“I saw Gary as clear as day. I know it sounds like a movie script, but I saw my brother. He told me to get up.”
Everything struggles to live, yet it is in surviving our own individual struggles that true strength is forged. Barnet middleweight Darren Barker had known the worst of times; after his beloved kid brother Gary, a promising amateur, lost his life in a car accident in December 2006, Barker almost gave up. He was lost — pulverised to his knees. But he fought on. Boxing had bound the Barker boys together — had made them inseparable — and so in continuing his career, Darren was able to keep Gary close by him. But there was depression, career-threatening injuries, operations and a brutal street attack carried out by a drunken mob that had left him unconscious; kicked around the pavement like a crumpled tin can. But he got up.
When rugged Aussie Daniel Geale rammed a left hook into his liver during the 6th round of their world title contest in Atlantic City in August — the latest gut-punch in a lifetime of them — Barker’s body gave up on him once again. He sank to his knees with his face buried into the canvas — a silent scream — apparently only moments away from his second, and perhaps final, loss at top level. Yet as our pulses quickened, time expanded for Barker. His brother had been responsible for bringing him here and now, as he lay benumbed and beaten in the middle of an American boxing ring, Gary told him to get up.
Did this really happen? Could real life possibly have produced such a heart-rending moment?
Barker willed himself upright as referee Eddie Cotton’s count reached nine, yet he looked like a lamb to the slaughter as the New South Wales brawler teed off on him with roundhouse lefts and rights, battering Barker upstairs and down. The Brit, with his elbows hugged into his ribs and gloves cupped up to his face, listed this way and that — tossed and blown like a dingy lost at sea.

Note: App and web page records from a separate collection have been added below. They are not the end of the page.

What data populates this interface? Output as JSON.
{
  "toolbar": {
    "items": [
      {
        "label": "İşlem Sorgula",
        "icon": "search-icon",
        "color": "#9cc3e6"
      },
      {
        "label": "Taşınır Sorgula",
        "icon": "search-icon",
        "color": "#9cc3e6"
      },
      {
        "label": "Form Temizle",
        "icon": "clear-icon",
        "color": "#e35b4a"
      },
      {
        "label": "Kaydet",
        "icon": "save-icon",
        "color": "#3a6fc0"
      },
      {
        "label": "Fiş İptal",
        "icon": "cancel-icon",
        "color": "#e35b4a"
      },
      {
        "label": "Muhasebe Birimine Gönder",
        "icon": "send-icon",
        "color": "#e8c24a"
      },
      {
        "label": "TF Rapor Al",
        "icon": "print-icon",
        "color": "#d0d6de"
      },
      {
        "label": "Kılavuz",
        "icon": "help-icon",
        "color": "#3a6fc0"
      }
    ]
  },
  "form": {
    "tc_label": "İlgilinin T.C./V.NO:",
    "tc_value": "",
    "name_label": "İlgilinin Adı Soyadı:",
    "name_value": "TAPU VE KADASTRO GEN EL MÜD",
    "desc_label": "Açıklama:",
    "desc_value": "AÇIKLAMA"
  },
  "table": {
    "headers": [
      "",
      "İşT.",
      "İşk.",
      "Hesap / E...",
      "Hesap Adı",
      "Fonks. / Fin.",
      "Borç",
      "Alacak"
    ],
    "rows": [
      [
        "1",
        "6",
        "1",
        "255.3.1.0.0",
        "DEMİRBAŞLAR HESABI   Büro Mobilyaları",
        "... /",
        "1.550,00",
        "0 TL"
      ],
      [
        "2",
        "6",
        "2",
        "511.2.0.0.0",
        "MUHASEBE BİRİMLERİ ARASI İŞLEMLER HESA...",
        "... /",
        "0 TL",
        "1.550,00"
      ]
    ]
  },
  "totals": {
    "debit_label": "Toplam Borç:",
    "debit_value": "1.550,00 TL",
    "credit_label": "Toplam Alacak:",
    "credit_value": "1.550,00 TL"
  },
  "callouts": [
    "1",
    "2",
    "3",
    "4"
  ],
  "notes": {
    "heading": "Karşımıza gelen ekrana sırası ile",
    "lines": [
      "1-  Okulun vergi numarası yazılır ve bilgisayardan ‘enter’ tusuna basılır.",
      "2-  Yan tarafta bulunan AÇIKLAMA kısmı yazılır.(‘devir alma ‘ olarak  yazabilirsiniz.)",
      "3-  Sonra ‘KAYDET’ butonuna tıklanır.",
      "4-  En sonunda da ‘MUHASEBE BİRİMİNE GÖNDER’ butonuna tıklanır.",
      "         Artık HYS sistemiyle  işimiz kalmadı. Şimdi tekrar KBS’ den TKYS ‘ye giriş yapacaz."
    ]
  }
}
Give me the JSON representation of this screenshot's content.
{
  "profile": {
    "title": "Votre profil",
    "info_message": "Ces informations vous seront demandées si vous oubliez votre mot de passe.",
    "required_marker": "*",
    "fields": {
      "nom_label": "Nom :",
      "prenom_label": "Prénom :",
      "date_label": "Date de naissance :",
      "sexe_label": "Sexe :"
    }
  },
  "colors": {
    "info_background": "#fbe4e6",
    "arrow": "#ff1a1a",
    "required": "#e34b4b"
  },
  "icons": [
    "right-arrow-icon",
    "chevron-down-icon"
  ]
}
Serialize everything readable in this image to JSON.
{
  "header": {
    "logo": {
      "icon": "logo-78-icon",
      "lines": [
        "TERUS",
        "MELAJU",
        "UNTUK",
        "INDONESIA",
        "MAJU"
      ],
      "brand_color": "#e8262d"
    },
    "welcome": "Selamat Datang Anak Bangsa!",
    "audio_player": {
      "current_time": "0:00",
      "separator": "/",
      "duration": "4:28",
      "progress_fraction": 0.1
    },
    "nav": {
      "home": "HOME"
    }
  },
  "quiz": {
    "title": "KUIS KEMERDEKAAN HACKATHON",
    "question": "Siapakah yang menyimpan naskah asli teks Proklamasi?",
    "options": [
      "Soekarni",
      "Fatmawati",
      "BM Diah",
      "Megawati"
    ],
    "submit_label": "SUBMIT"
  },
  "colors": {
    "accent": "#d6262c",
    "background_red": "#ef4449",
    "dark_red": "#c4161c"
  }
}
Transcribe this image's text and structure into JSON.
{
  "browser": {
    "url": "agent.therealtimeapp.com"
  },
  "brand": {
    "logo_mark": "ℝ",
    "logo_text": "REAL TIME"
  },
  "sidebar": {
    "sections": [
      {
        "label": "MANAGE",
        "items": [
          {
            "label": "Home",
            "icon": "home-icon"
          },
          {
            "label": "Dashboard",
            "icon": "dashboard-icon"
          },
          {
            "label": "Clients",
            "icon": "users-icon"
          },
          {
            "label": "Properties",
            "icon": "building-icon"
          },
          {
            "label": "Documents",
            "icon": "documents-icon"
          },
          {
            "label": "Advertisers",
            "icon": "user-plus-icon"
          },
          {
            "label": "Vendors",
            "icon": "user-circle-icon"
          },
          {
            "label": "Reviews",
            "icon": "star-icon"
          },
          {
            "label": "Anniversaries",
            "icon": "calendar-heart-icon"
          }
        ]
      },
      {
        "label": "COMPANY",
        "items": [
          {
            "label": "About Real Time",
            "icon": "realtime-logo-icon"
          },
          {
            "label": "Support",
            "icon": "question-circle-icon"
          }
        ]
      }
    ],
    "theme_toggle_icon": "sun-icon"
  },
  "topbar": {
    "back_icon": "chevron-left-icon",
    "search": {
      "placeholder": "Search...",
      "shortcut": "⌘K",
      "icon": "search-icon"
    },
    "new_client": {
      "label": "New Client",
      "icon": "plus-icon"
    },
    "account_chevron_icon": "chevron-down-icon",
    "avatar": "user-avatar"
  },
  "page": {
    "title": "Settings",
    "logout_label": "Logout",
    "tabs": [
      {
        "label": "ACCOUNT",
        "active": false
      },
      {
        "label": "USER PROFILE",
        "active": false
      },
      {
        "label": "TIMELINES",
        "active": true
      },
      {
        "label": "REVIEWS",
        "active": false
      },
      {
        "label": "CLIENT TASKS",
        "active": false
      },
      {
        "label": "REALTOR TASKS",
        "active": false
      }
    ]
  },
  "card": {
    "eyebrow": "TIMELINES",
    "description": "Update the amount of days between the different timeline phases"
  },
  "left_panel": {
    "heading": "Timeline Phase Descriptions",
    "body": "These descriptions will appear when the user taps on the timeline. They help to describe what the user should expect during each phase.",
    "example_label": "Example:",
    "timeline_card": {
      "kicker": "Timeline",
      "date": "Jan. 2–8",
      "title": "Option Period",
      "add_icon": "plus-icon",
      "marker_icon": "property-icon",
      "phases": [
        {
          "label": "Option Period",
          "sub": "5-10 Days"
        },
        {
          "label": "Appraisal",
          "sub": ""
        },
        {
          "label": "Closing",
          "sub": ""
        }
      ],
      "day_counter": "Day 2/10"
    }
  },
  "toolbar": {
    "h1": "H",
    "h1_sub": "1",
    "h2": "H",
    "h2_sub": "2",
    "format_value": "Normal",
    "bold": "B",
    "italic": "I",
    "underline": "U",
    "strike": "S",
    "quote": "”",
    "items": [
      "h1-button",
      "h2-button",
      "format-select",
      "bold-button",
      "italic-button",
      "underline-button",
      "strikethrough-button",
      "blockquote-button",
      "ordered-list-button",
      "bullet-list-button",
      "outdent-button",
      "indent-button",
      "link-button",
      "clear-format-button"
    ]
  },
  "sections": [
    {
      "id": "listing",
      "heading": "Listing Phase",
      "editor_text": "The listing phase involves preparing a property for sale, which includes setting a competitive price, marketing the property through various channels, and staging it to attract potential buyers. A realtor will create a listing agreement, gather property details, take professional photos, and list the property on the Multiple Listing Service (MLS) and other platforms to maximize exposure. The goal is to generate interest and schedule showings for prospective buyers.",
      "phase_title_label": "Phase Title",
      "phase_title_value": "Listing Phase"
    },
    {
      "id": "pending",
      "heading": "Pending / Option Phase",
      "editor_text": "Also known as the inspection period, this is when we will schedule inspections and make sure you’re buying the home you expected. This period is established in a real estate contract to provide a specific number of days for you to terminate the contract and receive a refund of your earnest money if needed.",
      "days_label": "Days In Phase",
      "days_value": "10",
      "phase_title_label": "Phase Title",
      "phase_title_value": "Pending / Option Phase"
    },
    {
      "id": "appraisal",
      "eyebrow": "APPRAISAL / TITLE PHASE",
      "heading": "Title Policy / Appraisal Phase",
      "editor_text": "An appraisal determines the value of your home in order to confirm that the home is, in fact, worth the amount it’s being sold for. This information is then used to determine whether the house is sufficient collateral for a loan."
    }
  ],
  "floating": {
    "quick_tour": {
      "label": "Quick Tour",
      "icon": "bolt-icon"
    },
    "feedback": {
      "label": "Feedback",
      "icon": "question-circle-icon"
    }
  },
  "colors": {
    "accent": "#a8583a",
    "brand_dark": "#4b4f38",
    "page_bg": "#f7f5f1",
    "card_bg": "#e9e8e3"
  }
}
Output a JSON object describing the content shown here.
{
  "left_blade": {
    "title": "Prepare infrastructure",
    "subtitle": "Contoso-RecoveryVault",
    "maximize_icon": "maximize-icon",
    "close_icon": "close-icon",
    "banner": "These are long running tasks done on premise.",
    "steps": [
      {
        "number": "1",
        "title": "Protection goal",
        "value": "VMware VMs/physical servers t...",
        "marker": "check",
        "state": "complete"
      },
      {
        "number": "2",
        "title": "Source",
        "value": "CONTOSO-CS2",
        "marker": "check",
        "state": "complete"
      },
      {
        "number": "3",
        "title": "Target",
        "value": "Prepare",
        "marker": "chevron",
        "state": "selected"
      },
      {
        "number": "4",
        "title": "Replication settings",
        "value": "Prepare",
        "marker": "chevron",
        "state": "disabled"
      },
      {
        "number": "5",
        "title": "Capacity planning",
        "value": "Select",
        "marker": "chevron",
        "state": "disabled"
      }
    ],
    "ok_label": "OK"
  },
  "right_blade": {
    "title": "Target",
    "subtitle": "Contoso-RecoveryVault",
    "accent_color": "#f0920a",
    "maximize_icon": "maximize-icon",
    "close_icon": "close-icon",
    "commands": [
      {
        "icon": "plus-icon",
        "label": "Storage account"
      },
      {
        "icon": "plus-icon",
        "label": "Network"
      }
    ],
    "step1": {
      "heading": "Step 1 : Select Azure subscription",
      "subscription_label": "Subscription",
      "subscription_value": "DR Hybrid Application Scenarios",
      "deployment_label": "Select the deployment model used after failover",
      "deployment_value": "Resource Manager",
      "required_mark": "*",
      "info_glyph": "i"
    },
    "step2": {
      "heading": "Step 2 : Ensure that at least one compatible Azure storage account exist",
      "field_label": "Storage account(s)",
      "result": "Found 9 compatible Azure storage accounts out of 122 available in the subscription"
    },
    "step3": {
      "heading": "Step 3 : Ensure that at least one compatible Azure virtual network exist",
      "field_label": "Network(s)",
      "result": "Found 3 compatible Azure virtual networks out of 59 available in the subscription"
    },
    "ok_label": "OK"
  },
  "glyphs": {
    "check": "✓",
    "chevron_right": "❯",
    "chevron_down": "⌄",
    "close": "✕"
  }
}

Cotton hovered close by, looking for the right spot to interject, when suddenly Barker responded. As the grip of what had felt like death itself loosened momentarily, he scored with a defiant left hook and right hand that stunned Geale – a further three rights forcing the Australian back onto the ropes. Both men now swung for the fences, wounded and with control up for grabs. On the bell, Barker, looking like he’d been 12 rounds rather than six, raised his arms. Somehow, he had survived.
The Londoner went on to take a split decision. He would lose his world title just 112 days later in Stuttgart, to the resurgent German Felix Sturm, after fielding a right hand that somehow managed to dislocate his hip. But did that really matter? Perhaps Barker’s boxing career will forever be encapsulated in those nine seconds contained within boxing’s three best minutes of 2013?
Lightweights Omar Figueroa and Nihito Arakawa may have thrown more punches at one another during the 3rd round of their July pier-sixer, while junior lightweight John Molina’s 10th round turnaround against Mickey Bey was as shocking as it was Lazarus-like, but no other round would resonate as strongly as the 6th round of Barker versus Geale.